The Malagasy languages are pretty closely related to the languages spoken on the islands of Southeast Asia, thousands of miles across the Indian Ocean. The people are partly descended from settlers from Borneo that arrived by sea one to 2000 years ago, with Black African, Arab and Indian blood rounding out their DNA, especially on the coasts. I could hear echoes of Malagasy when I got into Malay.
I remember the Malagasy having a signature “fragrance”, men and women alike. It soaked through the currency as well because of the heat and the sweat. Everybody just wadded up their money and held it or stuck it wherever.
When I got to Borneo four years later, sure enough, there was that fragrance again.

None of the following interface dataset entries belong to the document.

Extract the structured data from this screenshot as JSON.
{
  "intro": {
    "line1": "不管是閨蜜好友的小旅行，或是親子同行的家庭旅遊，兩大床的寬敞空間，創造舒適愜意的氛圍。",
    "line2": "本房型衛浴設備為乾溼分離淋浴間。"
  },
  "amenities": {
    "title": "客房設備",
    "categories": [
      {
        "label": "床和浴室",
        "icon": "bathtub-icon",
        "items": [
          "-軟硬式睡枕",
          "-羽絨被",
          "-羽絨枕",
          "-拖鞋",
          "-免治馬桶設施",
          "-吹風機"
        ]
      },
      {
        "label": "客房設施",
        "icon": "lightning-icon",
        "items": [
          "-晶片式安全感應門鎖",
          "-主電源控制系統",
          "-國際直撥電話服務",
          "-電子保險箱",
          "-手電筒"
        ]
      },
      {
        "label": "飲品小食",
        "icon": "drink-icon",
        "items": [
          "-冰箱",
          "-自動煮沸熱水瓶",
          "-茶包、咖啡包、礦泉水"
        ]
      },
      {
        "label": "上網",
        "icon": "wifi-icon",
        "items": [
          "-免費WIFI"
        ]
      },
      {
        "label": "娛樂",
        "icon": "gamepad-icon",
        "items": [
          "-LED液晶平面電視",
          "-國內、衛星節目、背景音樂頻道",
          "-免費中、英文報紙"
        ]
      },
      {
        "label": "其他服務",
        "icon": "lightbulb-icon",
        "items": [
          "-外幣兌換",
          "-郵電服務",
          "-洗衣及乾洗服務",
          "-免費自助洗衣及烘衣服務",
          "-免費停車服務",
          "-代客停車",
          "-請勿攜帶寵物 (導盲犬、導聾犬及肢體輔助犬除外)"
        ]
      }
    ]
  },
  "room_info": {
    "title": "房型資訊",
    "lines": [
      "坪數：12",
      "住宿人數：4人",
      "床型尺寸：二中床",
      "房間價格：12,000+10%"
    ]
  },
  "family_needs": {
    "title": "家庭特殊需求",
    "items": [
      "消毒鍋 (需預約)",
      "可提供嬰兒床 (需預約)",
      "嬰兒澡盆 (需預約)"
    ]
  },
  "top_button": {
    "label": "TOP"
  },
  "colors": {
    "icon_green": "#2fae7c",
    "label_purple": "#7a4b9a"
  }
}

Diego, at the northern tip, was a crumbling Arab-Latin port town of white walls and dark eyes, populated by Ankaraña Malagasy, Sakalava Malagasy, Comorian “Moon Islanders” speaking Sea Swahili, and many other tribes including Arabs and South Asians. People were open and the ladies were gorgeous.
Diego was isolated from the rest of the country by rugged terrain and bad roads. The long overland route to the Merina heartland was impassable during the rainy half of the year. This helped keep Diego cosmopolitan. One time, in the streets, I thought I heard my guide yell “¡Qué ahora!” to somebody that was riding by. I asked and he said yeah, that’s what he said. Apparently there used to be a lot of Spanish sailors around town and the townsfolk had picked up some of that lingo.
Ain’t no place like a tropical seaport left to its own devices.
The guide took me to a cave where many Ankaraña fighters had been buried back in the day after falling in combat against the invading Merina. Droves of bats lived inside. Merina were forbidden from entering. Taiwanese were kosher.
This was after the Anglos sacked Baghdad. I’d started telling people I came from Taiwan, except I’d say it in straight Hoklo, like “Die wan?” … after the Ankaraña guide told me the English word “Taiwan” sounded like eat shit in Malagasy.
Later, in the gemstone towns, people would greet me in some other language. “They are talking to you in Thai,” a friend said. This was because all the jaune brothers around there were Thai gemstone men.
I went to Mada to see something different. I saw, heard and felt so much that I didn’t know what to do. I had to tell the stories and write them down or else I was gonna explode. Later on, some of my Mada experience made it into Atlantis Loved Kilimanjaro which was, of course, a work of fiction.
An old Merina verse reminds us that regrets don’t stop at the door to ask if they can come in. Someday we gon’ die, so today live, with no regrets.
Read more —
part 1: speaker in the storm
part 2: comeback speaker
part 3: impossible speaker
part 4: honorary speaker
part 5: madaspeaker
part 6: romance speaker
part 7: born-again speaker
part 8: gateway speaker
part 9: touchable speaker
part 10: everyspeaker